The chicken was crispy and delicious and as promised had a special flavor that was extraordinarily rich and savory. It was a far cry from the Chick-Fil-A and Perdue chicken I grew up with in the modern South. I shared my second Leghorn with Chef Justin Behlke of Cellar Door Provisions, who roasted it simply; he said it reminded him almost of a wild game bird. Modern chicken in contrast is so tasteless that people sometimes don’t even notice it’s not there. Chef Pope says that while Leghorn might make a very good fried chicken, he counsels chefs that other heritage breeds such as the Chantecler work even better.

So it tastes delicious, might be healthier and many would agree these birds have a better life than conventional birds. Chefs need to not just like the stories about them, they need to work with farmers to preserve these breeds and put them back on the American table. But it’s going to be hard when chefs have forgotten (or never learned) how to cook them, very few farmers raise them, and consumers – who have largely never tasted this kind of chicken – balk at the prices.

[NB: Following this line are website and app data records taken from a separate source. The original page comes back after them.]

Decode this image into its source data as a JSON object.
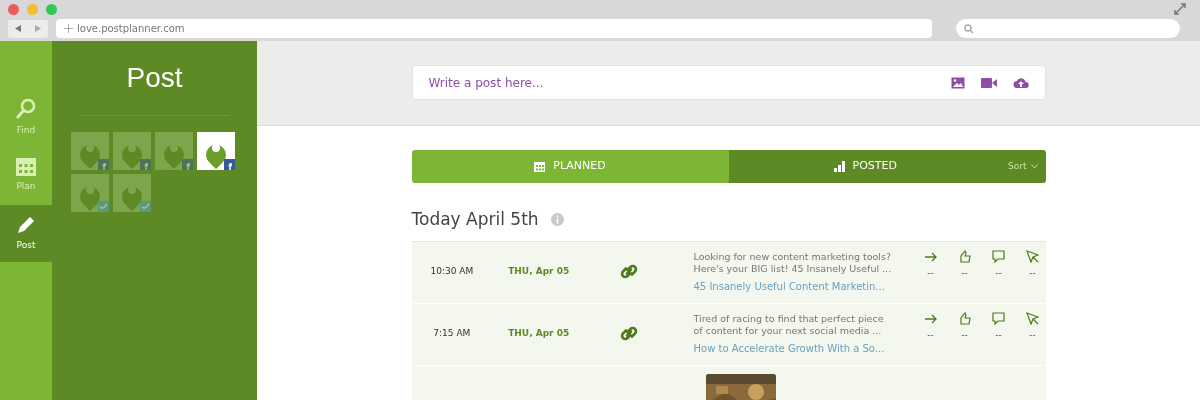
{
  "browser": {
    "url": "love.postplanner.com"
  },
  "nav": [
    {
      "label": "Find",
      "selected": false
    },
    {
      "label": "Plan",
      "selected": false
    },
    {
      "label": "Post",
      "selected": true
    }
  ],
  "panel": {
    "title": "Post",
    "accounts": [
      {
        "kind": "facebook",
        "selected": false
      },
      {
        "kind": "facebook",
        "selected": false
      },
      {
        "kind": "facebook",
        "selected": false
      },
      {
        "kind": "facebook",
        "selected": true
      },
      {
        "kind": "twitter",
        "selected": false
      },
      {
        "kind": "twitter",
        "selected": false
      }
    ]
  },
  "composer": {
    "placeholder": "Write a post here..."
  },
  "tabs": [
    {
      "label": "PLANNED",
      "selected": true
    },
    {
      "label": "POSTED",
      "selected": false
    }
  ],
  "sort": "Sort",
  "day": {
    "title": "Today April 5th"
  },
  "posts": [
    {
      "kind": "link",
      "time": "10:30 AM",
      "date": "THU, Apr 05",
      "text": "Looking for new content marketing tools? Here's your BIG list! 45 Insanely Useful ...",
      "link": "45 Insanely Useful Content Marketin...",
      "stats": [
        "--",
        "--",
        "--",
        "--"
      ]
    },
    {
      "kind": "link",
      "time": "7:15 AM",
      "date": "THU, Apr 05",
      "text": "Tired of racing to find that perfect piece of content for your next social media ...",
      "link": "How to Accelerate Growth With a So...",
      "stats": [
        "--",
        "--",
        "--",
        "--"
      ]
    },
    {
      "kind": "picture"
    }
  ]
}
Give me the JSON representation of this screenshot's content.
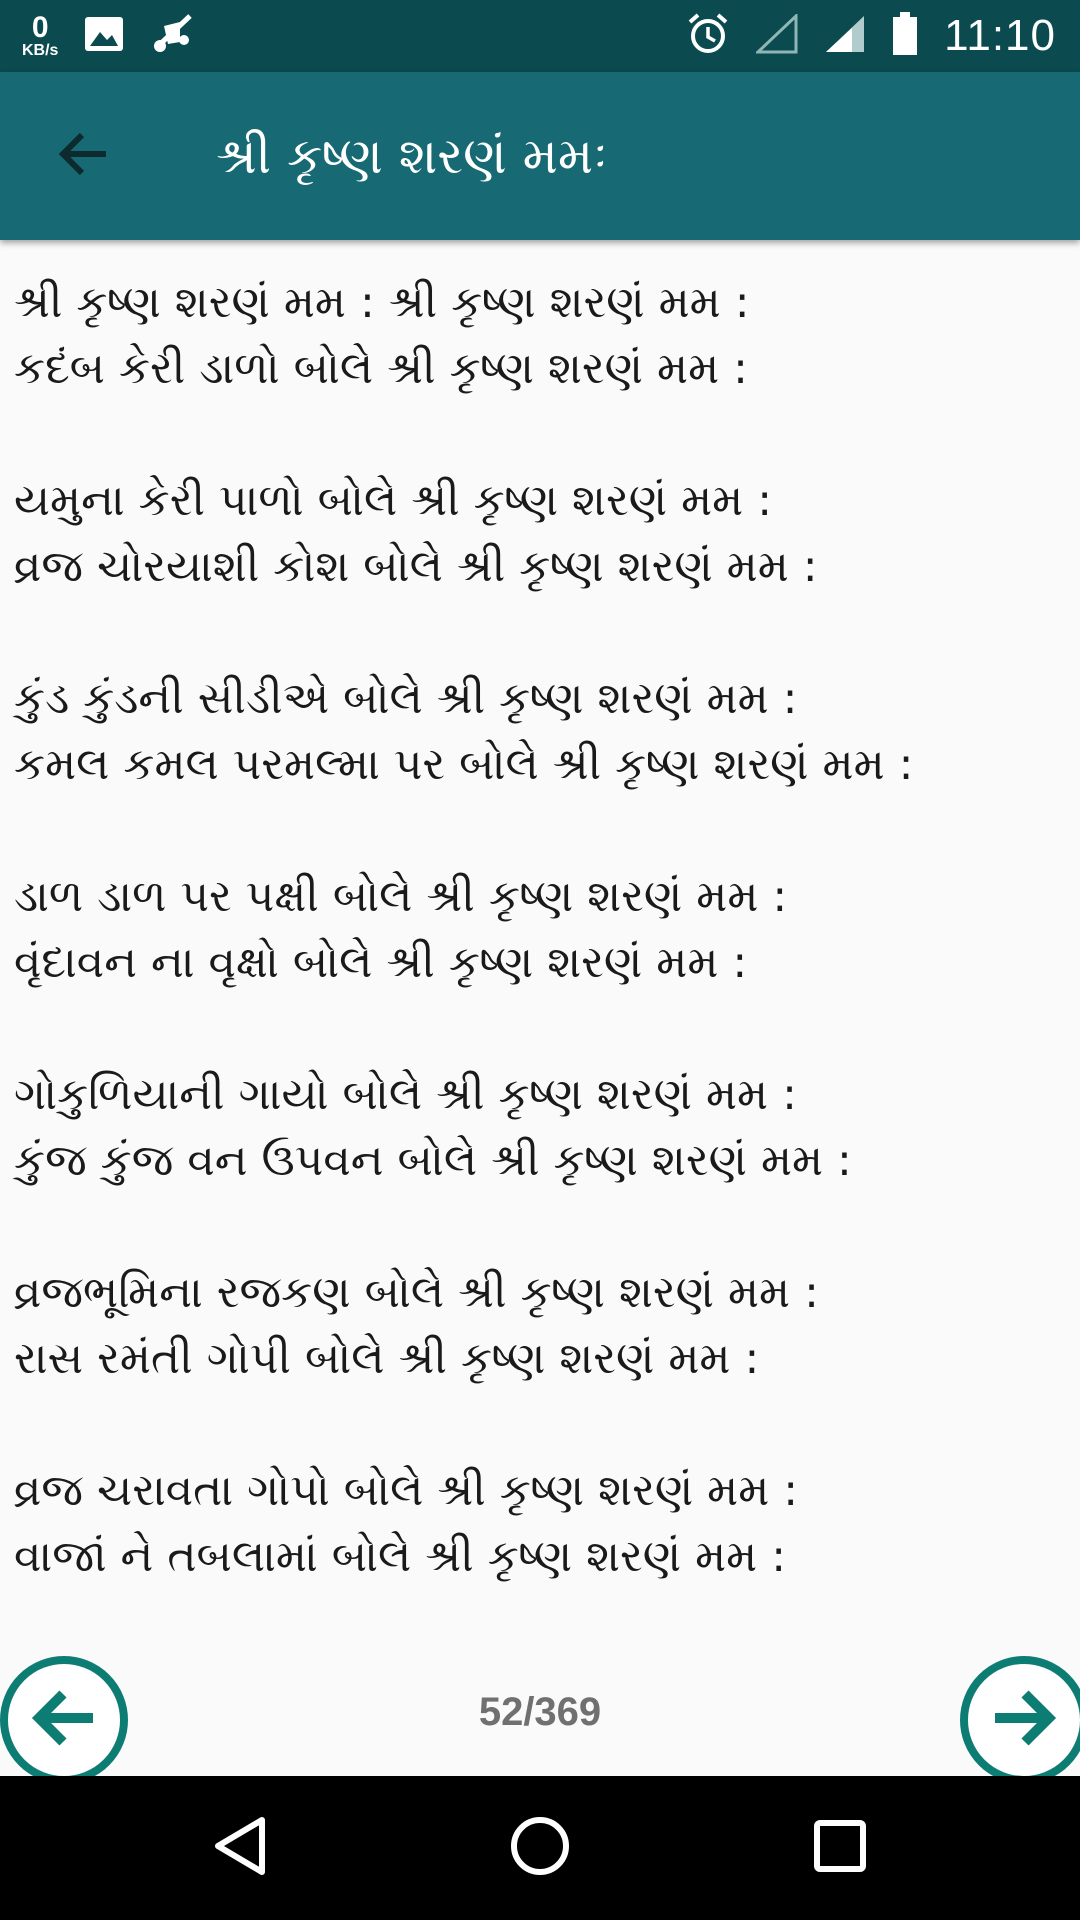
{
  "status_bar": {
    "net_speed_value": "0",
    "net_speed_unit": "KB/s",
    "time": "11:10",
    "icons": [
      "image-icon",
      "mute-icon",
      "alarm-icon",
      "signal-empty-icon",
      "signal-icon",
      "battery-icon"
    ]
  },
  "app_bar": {
    "back_icon": "arrow-left-icon",
    "title": "શ્રી કૃષ્ણ શરણં મમઃ"
  },
  "lyrics": [
    {
      "lines": [
        "શ્રી કૃષ્ણ શરણં મમ : શ્રી કૃષ્ણ શરણં મમ :",
        "કદંબ કેરી ડાળો બોલે શ્રી કૃષ્ણ શરણં મમ :"
      ]
    },
    {
      "lines": [
        "યમુના કેરી પાળો બોલે શ્રી કૃષ્ણ શરણં મમ :",
        "વ્રજ ચોરયાશી કોશ બોલે શ્રી કૃષ્ણ શરણં મમ :"
      ]
    },
    {
      "lines": [
        "કુંડ કુંડની સીડીએ બોલે શ્રી કૃષ્ણ શરણં મમ :",
        "કમલ કમલ પરમલ્મા પર બોલે શ્રી કૃષ્ણ શરણં મમ :"
      ]
    },
    {
      "lines": [
        "ડાળ ડાળ પર પક્ષી બોલે શ્રી કૃષ્ણ શરણં મમ :",
        "વૃંદાવન ના વૃક્ષો બોલે શ્રી કૃષ્ણ શરણં મમ :"
      ]
    },
    {
      "lines": [
        "ગોકુળિયાની ગાયો બોલે શ્રી કૃષ્ણ શરણં મમ :",
        "કુંજ કુંજ વન ઉપવન બોલે શ્રી કૃષ્ણ શરણં મમ :"
      ]
    },
    {
      "lines": [
        "વ્રજભૂમિના રજકણ બોલે શ્રી કૃષ્ણ શરણં મમ :",
        "રાસ રમંતી ગોપી બોલે શ્રી કૃષ્ણ શરણં મમ :"
      ]
    },
    {
      "lines": [
        "વ્રજ ચરાવતા ગોપો બોલે શ્રી કૃષ્ણ શરણં મમ :",
        "વાજાં ને તબલામાં બોલે શ્રી કૃષ્ણ શરણં મમ :"
      ]
    }
  ],
  "pager": {
    "counter": "52/369",
    "prev_icon": "circle-arrow-left-icon",
    "next_icon": "circle-arrow-right-icon",
    "accent_color": "#0d7d73"
  },
  "colors": {
    "status_bar": "#0b4a4f",
    "app_bar": "#176a73",
    "background": "#fafafa"
  },
  "system_nav": {
    "icons": [
      "back-triangle-icon",
      "home-circle-icon",
      "recents-square-icon"
    ]
  }
}
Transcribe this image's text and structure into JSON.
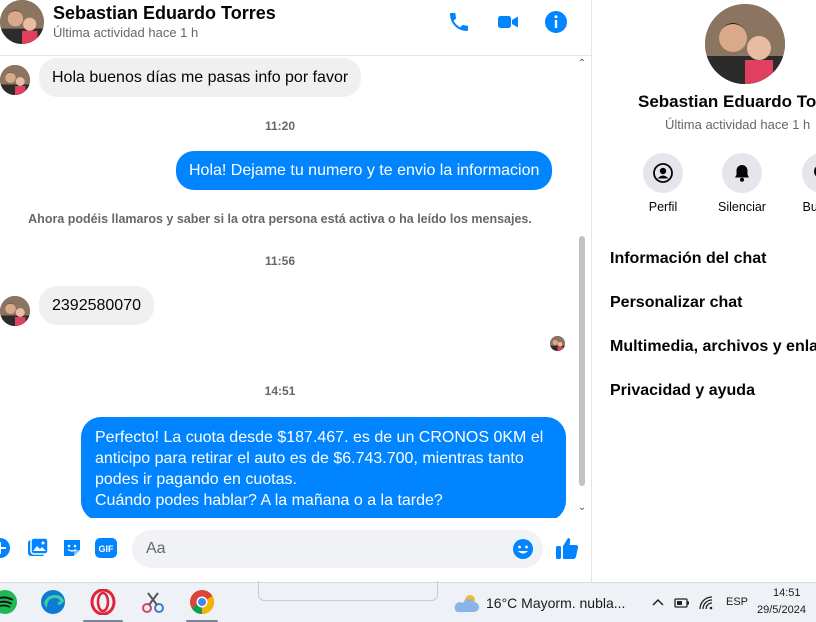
{
  "header": {
    "name": "Sebastian Eduardo Torres",
    "status": "Última actividad hace 1 h",
    "icons": [
      "phone-icon",
      "video-icon",
      "info-icon"
    ]
  },
  "messages": {
    "items": [
      {
        "direction": "in",
        "text": "Hola buenos días me pasas info por favor"
      },
      {
        "type": "time",
        "text": "11:20"
      },
      {
        "direction": "out",
        "text": "Hola! Dejame tu numero y te envio la informacion"
      },
      {
        "type": "system",
        "text": "Ahora podéis llamaros y saber si la otra persona está activa o ha leído los mensajes."
      },
      {
        "type": "time",
        "text": "11:56"
      },
      {
        "direction": "in",
        "text": "2392580070"
      },
      {
        "type": "time",
        "text": "14:51"
      },
      {
        "direction": "out",
        "lines": [
          "Perfecto! La cuota desde $187.467. es de un CRONOS 0KM el",
          "anticipo para retirar el auto es de $6.743.700, mientras tanto",
          "podes ir pagando en cuotas.",
          "Cuándo podes hablar? A la mañana o a la tarde?"
        ]
      }
    ]
  },
  "composer": {
    "placeholder": "Aa",
    "icons": [
      "add-icon",
      "image-icon",
      "sticker-icon",
      "gif-icon",
      "emoji-icon",
      "thumbs-up-icon"
    ],
    "gif_label": "GIF"
  },
  "info_panel": {
    "name": "Sebastian Eduardo Torres",
    "status": "Última actividad hace 1 h",
    "actions": [
      {
        "label": "Perfil",
        "icon": "profile-icon"
      },
      {
        "label": "Silenciar",
        "icon": "bell-icon"
      },
      {
        "label": "Buscar",
        "icon": "search-icon"
      }
    ],
    "menu": [
      "Información del chat",
      "Personalizar chat",
      "Multimedia, archivos y enlaces",
      "Privacidad y ayuda"
    ]
  },
  "taskbar": {
    "apps": [
      "spotify-icon",
      "edge-icon",
      "opera-icon",
      "snipping-tool-icon",
      "chrome-icon"
    ],
    "weather": "16°C  Mayorm. nubla...",
    "language": "ESP",
    "time": "14:51",
    "date": "29/5/2024"
  },
  "colors": {
    "accent": "#0084ff",
    "incoming_bubble": "#f0f0f0",
    "secondary_text": "#65676b"
  }
}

Plus people expect chicken to be cheap, and fried chicken has turned from a seasonal Sunday dinner food to an everyday fast food staple. But the prices are partially much higher than they need to be because of poor infrastructure on the processing and distribution side. Local farmer Greg Gunthorp says the reality is that non-mainstream chicken farming is 15 years behind other meats such as beef or pork. Tom Arnold, who raises free-range chicken in Jo Daviess County, says he currently doesn’t work with Chicago chefs and that he wishes more restaurants would start a dialog with farmers. “They assume we can’t produce, we assume they won’t pay the price.”

Van Camp’s story of a breed that was “almost lost” becomes one of a breed that at this point is still effectively lost. Frank Reese is working to change that, partnering with Farm Forward to build a Good Shepherd Poultry Center. Ben Goldsmith said the center would serve the “urgent need for institutions to address lack of biodiversity and give farmers husbandry skills and create infrastructure for an alternative to the mainstream poultry industry.”

“We need to re-teach people how to do this again,” Reese said. “It’s the only way to make it work.”

Heritage pork can already be found at many restaurants. If Reese gets his way, heritage chicken might soon be on as many menus. Van Camp says he's looking into working with other farmers, maybe someday they'll have a special on their board that is made with heritage chicken.